The two worked opposite ends of the shrink-wrapping machine, twelve feet apart. Most important, they were both fascinated by computers, an unusual interest for two working-class Carolinians in the early nineties—the average Shelbyite was more likely to own a hunting rifle than a PC.
Late in the evening, the host put on music to get people dancing.
Glover, a fixture at clubs in Charlotte, an hour away, had never heard any of the songs before, even though many of them were by artists whose work he enjoyed.
Later, Glover realized that the host had been d.j.’ing with music that had been smuggled out of the plant. Plant policy required all permanent employees to sign a “No Theft Tolerated” agreement.
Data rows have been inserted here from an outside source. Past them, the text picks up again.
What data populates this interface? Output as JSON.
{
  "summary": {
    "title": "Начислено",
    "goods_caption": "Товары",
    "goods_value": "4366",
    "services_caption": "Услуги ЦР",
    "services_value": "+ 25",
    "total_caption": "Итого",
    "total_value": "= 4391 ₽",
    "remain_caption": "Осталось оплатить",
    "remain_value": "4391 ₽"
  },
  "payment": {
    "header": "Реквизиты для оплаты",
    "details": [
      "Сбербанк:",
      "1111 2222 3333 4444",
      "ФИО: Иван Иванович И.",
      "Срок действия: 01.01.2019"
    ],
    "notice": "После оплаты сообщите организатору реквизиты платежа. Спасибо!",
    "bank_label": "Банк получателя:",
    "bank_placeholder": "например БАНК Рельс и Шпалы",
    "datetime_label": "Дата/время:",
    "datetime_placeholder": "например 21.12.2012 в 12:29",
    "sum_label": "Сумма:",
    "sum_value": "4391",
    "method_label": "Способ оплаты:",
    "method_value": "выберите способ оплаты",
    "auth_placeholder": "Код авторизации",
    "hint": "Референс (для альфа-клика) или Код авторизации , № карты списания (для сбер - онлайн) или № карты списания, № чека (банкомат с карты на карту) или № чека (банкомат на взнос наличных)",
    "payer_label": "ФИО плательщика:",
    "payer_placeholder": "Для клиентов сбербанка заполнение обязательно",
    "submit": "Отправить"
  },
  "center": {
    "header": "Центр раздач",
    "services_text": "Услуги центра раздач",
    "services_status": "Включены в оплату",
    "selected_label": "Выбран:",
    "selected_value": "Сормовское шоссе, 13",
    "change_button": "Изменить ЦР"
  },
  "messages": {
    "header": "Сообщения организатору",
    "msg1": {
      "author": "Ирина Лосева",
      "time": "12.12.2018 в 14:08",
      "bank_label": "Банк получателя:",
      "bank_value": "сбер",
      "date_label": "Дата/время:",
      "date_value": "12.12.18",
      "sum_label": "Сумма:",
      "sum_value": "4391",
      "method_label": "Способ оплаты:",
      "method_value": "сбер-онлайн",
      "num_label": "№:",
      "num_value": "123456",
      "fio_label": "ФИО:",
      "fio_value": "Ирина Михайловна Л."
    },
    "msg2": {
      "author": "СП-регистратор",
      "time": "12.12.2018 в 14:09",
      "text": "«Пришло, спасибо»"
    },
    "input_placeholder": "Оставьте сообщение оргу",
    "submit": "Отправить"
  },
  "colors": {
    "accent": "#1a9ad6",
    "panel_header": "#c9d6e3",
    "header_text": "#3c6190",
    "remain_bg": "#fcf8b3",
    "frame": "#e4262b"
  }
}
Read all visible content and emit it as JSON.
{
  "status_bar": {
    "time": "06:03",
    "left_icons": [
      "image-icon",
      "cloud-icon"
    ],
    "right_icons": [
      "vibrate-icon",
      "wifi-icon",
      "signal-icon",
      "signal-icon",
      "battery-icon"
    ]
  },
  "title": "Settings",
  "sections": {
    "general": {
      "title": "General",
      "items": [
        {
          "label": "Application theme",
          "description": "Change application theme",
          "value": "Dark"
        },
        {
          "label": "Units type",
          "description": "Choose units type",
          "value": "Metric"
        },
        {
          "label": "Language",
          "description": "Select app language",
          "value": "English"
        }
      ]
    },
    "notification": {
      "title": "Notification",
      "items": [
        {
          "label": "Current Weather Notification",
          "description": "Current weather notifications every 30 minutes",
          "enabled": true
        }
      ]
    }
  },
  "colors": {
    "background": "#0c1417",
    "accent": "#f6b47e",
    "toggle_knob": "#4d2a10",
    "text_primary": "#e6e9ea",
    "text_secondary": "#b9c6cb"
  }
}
Sometimes it was even possible, by hacking company servers, or through an employee, to pirate a piece of software before it was available in stores.
The ability to regularly source pre-release leaks earned one the ultimate accolade in digital piracy: to be among the “elite.”By the mid-nineties, the Scene had moved beyond software piracy into magazines, pornography, pictures, and even fonts.
In 1996, a Scene member with the screen name Net Fra Ck started a new crew, the world’s first MP3 piracy group: Compress ’Da Audio, or CDA, which used the newly available MP3 standard, a format that could shrink music files by more than ninety per cent.
“But he would try.”The overtime earnings funded new purchases.
In the fall of 1996, Hughes Network Systems introduced the country’s first consumer-grade broadband satellite Internet access. The service offered download speeds of up to four hundred kilobits per second, seven times that of even the best dial-up modem. He soon found that the real action was in the chat rooms.